_INSTRUCTIONS FOR THE TASK_.
Within the records, how many lines hold the word "label"? State that number alone.

_Component data from apps and pages_.
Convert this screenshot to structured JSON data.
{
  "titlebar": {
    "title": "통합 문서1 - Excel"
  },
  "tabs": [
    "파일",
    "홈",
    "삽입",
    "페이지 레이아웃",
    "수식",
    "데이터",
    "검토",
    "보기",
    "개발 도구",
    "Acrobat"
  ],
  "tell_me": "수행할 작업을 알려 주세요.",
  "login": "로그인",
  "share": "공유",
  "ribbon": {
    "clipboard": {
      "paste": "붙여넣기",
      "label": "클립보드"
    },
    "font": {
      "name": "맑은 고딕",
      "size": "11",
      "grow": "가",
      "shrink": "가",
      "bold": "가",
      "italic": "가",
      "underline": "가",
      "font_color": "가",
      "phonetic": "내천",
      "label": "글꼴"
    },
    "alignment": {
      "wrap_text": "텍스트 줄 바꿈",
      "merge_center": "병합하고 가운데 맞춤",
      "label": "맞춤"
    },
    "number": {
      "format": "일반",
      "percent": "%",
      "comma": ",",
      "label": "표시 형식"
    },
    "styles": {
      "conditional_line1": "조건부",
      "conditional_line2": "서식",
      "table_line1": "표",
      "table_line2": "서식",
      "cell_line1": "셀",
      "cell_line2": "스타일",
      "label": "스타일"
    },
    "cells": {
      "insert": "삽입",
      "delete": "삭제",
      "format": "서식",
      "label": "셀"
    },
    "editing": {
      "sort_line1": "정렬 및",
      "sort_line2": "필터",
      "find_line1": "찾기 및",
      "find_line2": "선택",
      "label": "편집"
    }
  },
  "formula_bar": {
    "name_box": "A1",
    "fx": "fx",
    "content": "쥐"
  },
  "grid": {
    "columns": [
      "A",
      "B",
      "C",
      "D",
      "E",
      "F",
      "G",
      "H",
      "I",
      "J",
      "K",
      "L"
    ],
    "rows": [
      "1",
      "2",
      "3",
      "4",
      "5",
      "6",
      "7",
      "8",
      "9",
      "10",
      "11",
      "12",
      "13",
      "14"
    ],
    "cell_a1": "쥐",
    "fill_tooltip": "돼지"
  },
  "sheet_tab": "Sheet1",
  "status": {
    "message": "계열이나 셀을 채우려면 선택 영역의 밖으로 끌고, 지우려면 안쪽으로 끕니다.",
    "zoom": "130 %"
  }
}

_ANSWER TO THIS TASK_.
7